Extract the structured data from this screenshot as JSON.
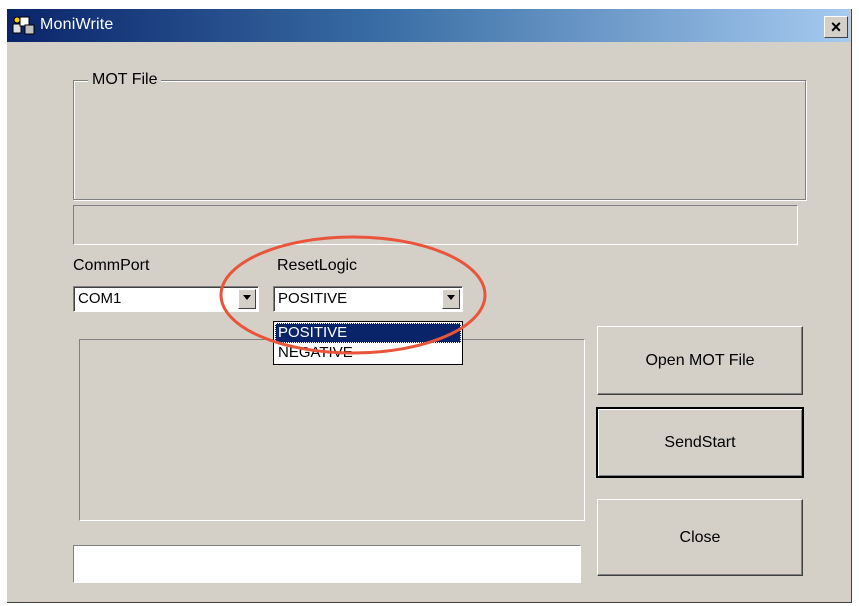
{
  "window": {
    "title": "MoniWrite",
    "close_glyph": "×"
  },
  "mot_group": {
    "label": "MOT File",
    "file_path": ""
  },
  "comm_port": {
    "label": "CommPort",
    "selected": "COM1"
  },
  "reset_logic": {
    "label": "ResetLogic",
    "selected": "POSITIVE",
    "options": [
      "POSITIVE",
      "NEGATIVE"
    ],
    "highlighted_option": "POSITIVE"
  },
  "buttons": {
    "open_mot": "Open MOT File",
    "send_start": "SendStart",
    "close": "Close"
  },
  "status_bar": {
    "text": ""
  },
  "annotation": {
    "highlight_color": "#e8553a"
  },
  "icons": {
    "app": "app-icon",
    "dropdown": "chevron-down-icon",
    "close": "close-icon"
  }
}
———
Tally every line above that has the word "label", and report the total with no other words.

3